* **Data shown**
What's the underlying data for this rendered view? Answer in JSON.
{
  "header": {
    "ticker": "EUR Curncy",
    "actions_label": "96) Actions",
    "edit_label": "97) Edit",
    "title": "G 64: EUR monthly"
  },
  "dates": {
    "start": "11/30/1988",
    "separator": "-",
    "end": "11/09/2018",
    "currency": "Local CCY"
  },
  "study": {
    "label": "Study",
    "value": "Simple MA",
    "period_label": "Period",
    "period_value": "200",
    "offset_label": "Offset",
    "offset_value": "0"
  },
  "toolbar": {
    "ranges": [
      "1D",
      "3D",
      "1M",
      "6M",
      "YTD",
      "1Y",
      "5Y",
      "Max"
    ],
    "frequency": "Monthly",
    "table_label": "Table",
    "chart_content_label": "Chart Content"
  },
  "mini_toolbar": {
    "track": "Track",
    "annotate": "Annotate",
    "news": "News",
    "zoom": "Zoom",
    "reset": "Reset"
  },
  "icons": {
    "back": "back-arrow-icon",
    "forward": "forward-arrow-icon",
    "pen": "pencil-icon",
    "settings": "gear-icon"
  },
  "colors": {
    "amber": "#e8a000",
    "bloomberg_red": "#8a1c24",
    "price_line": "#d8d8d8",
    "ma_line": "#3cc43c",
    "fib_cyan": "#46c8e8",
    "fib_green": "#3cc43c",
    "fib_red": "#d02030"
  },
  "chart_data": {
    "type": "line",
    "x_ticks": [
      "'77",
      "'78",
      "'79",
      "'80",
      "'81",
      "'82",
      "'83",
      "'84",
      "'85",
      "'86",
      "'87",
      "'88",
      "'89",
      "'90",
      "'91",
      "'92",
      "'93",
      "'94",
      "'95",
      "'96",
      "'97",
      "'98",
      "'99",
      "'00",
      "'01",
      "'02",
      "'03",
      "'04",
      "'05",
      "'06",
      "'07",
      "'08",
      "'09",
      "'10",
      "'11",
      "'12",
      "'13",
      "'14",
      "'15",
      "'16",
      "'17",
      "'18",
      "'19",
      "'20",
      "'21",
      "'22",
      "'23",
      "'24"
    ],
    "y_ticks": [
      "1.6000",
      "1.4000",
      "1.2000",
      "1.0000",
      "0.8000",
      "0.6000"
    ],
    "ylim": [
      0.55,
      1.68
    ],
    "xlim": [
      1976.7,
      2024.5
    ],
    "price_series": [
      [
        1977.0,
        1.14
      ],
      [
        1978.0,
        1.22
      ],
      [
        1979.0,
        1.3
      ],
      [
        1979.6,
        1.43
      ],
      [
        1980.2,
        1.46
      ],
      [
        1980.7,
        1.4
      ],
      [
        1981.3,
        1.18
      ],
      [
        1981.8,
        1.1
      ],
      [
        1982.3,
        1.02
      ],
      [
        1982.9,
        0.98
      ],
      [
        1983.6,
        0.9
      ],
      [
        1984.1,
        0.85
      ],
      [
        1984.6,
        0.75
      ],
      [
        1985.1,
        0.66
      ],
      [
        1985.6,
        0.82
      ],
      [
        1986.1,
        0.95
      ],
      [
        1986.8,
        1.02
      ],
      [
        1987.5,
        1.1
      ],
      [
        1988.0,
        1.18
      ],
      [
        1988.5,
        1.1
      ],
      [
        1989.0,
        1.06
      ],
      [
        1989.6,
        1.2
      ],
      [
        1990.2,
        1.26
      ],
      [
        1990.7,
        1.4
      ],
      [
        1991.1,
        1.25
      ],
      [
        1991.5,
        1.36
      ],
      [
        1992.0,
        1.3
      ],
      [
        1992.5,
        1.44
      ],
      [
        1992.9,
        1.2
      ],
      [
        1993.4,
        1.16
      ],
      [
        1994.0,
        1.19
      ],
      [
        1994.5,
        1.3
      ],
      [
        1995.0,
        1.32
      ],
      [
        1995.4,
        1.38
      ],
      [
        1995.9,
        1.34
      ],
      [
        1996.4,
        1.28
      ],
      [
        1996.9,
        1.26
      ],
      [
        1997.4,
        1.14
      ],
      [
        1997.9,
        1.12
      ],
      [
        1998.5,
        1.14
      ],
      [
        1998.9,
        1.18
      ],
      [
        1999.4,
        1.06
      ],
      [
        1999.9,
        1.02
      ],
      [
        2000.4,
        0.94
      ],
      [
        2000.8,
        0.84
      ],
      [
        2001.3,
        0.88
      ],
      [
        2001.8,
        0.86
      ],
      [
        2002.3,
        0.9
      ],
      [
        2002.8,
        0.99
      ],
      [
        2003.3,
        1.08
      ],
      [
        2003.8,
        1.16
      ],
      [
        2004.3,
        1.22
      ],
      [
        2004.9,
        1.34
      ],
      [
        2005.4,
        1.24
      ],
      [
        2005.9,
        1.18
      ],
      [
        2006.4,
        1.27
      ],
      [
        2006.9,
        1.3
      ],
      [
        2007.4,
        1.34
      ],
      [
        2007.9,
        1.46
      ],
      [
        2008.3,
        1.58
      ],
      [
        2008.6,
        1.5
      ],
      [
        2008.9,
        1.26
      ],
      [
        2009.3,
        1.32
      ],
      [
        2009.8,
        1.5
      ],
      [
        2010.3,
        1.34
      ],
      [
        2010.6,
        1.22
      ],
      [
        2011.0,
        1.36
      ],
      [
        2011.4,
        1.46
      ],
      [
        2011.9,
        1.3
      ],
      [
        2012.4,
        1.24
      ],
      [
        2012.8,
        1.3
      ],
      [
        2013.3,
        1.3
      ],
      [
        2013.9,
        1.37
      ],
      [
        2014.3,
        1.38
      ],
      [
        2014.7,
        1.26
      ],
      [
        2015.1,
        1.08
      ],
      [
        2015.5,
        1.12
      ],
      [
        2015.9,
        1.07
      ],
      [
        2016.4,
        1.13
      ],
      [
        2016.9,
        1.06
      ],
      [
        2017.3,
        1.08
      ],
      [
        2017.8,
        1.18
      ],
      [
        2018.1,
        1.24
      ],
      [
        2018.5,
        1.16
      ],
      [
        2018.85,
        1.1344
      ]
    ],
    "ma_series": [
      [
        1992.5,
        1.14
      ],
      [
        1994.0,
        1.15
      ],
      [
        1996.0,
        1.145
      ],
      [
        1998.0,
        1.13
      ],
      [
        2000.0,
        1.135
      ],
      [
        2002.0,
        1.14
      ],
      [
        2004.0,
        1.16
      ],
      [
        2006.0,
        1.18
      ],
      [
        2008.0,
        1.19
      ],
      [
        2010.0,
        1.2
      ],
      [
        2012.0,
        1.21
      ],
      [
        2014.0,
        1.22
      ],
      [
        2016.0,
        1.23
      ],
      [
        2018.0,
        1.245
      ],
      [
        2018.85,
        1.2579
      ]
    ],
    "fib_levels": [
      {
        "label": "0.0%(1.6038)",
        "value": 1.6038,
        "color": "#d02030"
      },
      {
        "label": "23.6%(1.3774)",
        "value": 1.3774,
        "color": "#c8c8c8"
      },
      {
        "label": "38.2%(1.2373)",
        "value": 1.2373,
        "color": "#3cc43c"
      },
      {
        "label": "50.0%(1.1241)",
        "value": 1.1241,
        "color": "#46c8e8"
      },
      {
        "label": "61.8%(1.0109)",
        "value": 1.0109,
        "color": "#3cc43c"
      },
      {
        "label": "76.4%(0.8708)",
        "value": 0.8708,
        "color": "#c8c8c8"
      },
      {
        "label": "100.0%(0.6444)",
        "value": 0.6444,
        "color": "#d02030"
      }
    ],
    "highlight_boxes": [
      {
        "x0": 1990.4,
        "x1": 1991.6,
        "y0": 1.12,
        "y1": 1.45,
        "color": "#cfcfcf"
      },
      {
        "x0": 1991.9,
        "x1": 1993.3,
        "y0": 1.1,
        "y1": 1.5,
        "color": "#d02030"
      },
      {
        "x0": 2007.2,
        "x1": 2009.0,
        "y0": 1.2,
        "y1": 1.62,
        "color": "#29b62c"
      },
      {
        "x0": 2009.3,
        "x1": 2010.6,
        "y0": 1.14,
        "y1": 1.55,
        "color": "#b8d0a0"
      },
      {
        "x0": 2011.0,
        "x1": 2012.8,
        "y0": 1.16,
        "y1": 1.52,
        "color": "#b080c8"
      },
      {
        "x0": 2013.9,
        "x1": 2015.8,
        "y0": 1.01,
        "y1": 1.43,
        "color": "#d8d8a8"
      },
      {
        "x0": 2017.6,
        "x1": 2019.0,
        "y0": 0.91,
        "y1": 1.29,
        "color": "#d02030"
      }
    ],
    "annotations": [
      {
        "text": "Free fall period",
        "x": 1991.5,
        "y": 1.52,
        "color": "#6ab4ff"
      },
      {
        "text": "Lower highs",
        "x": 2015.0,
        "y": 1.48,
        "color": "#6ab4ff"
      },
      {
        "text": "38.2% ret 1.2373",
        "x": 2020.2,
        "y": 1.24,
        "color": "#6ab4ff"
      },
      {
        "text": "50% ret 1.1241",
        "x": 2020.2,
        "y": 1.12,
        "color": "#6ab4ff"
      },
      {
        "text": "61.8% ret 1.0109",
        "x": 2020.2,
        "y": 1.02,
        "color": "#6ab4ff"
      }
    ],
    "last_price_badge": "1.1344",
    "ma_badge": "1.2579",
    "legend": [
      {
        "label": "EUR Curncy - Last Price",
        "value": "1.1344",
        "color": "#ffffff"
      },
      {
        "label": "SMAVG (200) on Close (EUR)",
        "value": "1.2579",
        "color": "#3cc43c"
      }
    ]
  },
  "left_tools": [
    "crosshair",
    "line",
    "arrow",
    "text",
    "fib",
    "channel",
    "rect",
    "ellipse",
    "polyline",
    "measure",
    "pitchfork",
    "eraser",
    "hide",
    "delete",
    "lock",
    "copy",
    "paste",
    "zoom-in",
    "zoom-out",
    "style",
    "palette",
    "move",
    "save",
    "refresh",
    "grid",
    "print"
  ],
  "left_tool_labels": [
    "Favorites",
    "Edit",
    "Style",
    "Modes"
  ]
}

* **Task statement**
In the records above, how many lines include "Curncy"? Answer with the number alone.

* **Exercise result**
2